With the stiff competition for book contracts, new writers are urged to have their manuscripts professionally edited before they begin agent shopping. But editors are not created equal. To my knowledge, there are few if any requirements to call oneself an editor. Many of my students complain that they’ve received a mere “line edit” (correcting the text line by line) when they needed so much more.
Writing Tip for Today: Several types and levels of editing exist. These are usually freelance editors who take on projects that aren’t under contract. If you search for one, be sure to get services in writing and seek out testimonials from other clients before you pony up. If possible look for editors with proven track records, such as experience as an in-house editor. Never pay an agent to edit your manuscript. Agents sell books, period.
- Line or Copy Editor. For the pre-published, it’s essential that your manuscript be as error-free as possible. Spelling, grammar, punctuation and other mechanics should be corrected and areas such as dialogue format and apostrophes ought to be smoothed out. If you can’t remember the difference between waste and waist, a copy or line editor might be what you need.
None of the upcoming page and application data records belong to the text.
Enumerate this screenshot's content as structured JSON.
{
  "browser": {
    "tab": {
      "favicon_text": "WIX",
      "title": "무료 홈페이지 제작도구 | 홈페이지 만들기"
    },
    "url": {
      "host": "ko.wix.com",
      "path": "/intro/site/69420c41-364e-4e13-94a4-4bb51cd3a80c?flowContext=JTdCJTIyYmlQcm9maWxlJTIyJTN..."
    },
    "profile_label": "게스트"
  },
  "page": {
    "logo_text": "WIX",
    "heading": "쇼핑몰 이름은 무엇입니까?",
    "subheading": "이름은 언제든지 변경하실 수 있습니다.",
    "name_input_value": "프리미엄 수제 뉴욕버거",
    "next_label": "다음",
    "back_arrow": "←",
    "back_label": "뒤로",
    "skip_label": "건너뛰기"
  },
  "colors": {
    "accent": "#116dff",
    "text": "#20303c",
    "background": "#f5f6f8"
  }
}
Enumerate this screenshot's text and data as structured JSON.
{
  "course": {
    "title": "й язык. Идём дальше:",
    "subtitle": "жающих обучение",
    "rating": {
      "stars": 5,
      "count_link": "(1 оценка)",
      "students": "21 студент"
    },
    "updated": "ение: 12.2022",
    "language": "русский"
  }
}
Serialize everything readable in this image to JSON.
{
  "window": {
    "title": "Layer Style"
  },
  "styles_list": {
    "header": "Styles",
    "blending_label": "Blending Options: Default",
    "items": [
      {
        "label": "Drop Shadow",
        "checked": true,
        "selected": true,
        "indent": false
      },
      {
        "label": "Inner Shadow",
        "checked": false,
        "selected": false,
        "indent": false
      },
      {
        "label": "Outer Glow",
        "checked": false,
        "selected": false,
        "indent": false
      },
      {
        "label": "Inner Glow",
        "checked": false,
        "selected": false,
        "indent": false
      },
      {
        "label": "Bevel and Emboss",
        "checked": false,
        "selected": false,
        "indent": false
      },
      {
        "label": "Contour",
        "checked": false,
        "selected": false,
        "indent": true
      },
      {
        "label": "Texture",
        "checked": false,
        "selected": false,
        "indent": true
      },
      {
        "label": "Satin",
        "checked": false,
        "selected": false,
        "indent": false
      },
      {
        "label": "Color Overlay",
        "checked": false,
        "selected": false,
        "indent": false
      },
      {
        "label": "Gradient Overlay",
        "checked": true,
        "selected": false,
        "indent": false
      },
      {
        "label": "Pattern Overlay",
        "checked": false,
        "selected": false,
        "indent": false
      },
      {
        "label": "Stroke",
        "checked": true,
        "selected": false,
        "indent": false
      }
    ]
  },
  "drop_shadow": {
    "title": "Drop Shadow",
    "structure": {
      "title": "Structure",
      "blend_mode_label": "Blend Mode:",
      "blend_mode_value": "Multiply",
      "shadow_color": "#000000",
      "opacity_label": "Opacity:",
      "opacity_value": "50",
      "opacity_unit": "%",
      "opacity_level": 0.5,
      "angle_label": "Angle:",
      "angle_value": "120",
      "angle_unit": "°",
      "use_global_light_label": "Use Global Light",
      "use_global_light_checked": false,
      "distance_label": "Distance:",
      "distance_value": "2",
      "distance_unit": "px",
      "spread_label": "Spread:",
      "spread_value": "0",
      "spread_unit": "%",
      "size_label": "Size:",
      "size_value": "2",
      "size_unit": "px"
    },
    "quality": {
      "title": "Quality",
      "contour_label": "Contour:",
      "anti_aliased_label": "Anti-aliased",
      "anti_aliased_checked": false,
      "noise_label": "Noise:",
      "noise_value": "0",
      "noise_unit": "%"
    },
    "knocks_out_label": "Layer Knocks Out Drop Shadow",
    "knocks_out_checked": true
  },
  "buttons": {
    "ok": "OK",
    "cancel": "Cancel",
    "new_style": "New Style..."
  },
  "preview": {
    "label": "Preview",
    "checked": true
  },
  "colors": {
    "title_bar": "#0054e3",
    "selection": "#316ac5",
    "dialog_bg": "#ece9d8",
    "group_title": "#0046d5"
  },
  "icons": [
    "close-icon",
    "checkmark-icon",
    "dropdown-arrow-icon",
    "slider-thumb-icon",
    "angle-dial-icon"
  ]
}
- Content or Substantive Editor. Goes beyond the mechanics. This type of edit means your scene writing skills, character development and general story arc are evaluated. A good substantive editor brainstorms with the writer to help flagging stakes, weak characters or too much narrative versus scenes.
- Comprehensive Editor. This type of edit combines substantive and copy editing. Usually the most expensive option.